I’ve lived with MS over thirty years, and my 80-year old mother will still tell me about all of her senior buddies who get out there and bowl and do all sorts of things despite them being in a cast or using a cane. Or, how she has to get up every night now to pee because “that’s what happens when you get to be my age.”
Well, mom (I think to myself), I have been getting up every night to pee for the last twenty-five years. In fact, I have had the problems of an 80-year for the last three decades of my life and I am only 57. Did you lose your ability to have an orgasm at the age of thirty? And, at least that guy in the leg cast will get it off in a month. With regard to bowling, I haven’t been able to bowl since I was thirty and not only because I was using a cane. With my fatigue, balance, and coordination problems, I would have fallen on my butt every time I threw the dang ball.

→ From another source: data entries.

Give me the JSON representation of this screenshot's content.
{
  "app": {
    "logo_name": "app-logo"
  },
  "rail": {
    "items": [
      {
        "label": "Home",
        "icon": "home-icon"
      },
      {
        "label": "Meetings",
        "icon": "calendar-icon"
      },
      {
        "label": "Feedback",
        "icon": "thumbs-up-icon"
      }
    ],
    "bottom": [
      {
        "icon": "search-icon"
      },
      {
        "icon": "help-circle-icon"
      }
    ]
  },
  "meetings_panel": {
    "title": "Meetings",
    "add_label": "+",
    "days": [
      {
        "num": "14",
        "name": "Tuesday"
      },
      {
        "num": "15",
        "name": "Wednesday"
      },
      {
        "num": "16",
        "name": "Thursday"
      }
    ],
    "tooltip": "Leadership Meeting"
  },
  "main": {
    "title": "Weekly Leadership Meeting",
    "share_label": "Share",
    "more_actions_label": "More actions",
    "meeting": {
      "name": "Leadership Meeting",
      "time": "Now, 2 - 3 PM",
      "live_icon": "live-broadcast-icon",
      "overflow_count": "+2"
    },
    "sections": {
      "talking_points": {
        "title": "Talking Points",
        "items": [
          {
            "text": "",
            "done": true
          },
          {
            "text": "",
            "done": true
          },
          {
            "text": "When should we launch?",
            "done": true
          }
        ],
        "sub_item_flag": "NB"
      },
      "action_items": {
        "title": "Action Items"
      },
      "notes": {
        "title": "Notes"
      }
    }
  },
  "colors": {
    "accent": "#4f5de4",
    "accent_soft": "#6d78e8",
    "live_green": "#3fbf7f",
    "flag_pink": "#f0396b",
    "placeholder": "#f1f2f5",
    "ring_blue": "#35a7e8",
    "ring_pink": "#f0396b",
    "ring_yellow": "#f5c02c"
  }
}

Then there are the countless misconceptions because of lack of understanding. “If you had your leg removed and got a prosthesis maybe you would walk again.” “Did you ever look into surgery on your spinal column?” Uh, hello…we’re talking the entire central nervous system here! I actually responded once that “a new brain and spinal cord transplant may help but they haven’t figured out how to do that yet.”
Finally, many of us with MS feel that the news media never give enough attention to MS like they do with cancers, heart, arthritis, etc. Or if they do, it is usually done with snippets that really create more misunderstanding than understanding of it. I bet if they understood MS better they would find plenty of interesting stuff to write or talk about. Or if they talk to any of the half million people and their families in the US that have MS, a really good TV drama series could be launched.

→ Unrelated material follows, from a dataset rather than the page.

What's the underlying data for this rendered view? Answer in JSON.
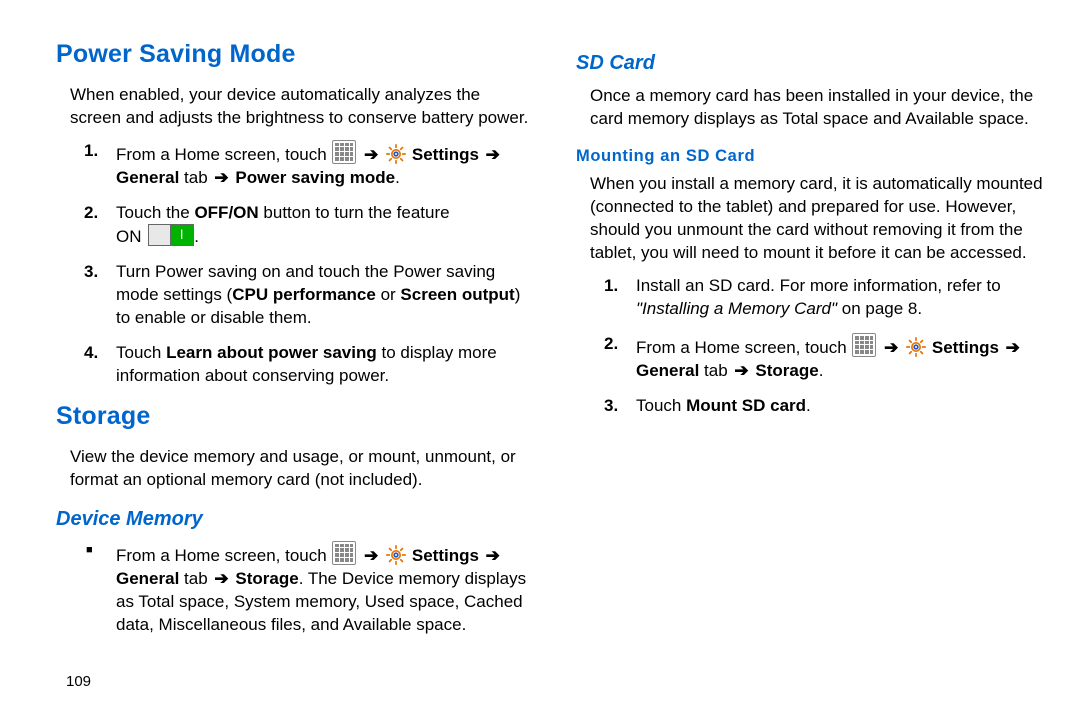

So, what can we do about it?
We need to be educators, communicators and advocates to everybody, everywhere—beginning with the basic question and a simplified, clear answer. Forget the boring textbook medical details. Something like this:
What is MS?
Multiple Sclerosis is an autoimmune, inflammatory disease of the central nervous system, which includes the brain, spinal cord and optic nerves. That means that potentially anything controlled by the CNS can be affected–such as motor function, sensory function, sight, or cognitive/emotional functions.
It is not fatal, contagious, or congenital. There is no cure; the cause is unknown. It is generally progressive. That means that because there is no cure, the majority of persons afflicted (2.5+ million worldwide) will become disabled during the decades of their lifetime with no way to fix the damage. Current estimates are that 20-25% will end up in a wheelchair.
From the day those of us received our diagnosis, we have no idea what course our disease will take. What will be affected, in what way or how rapidly will we be affected, and how disabled will we become? MS is unpredictable and uncontrollable; the losses never stop, the grieving process never ends.
There are new drugs that are trying to slow the progression, and meds to help with relieving symptoms and shortening relapses. But they all have side effects. Nothing is available yet to prevent MS or restore most function lost resulting from its damaging effects. However, there are many things one can do to manage it effectively.
Peer-to-peer, we understand it, share our stories and how we cope with MS. We count on our peers, close family/friends and MS organizations for knowledge and support to help us manage it during our lifetime.
But we would like more. We want everyone to know and understand what MS is all about, not just be aware of MS being something that people walk for or bike for. The more people that UNDERSTAND multiple sclerosis, the less we with MS feel we’ll be misunderstood, ignored and forgotten.
Let’s all get started now: hand, send or post this article to everyone you know. Do it today!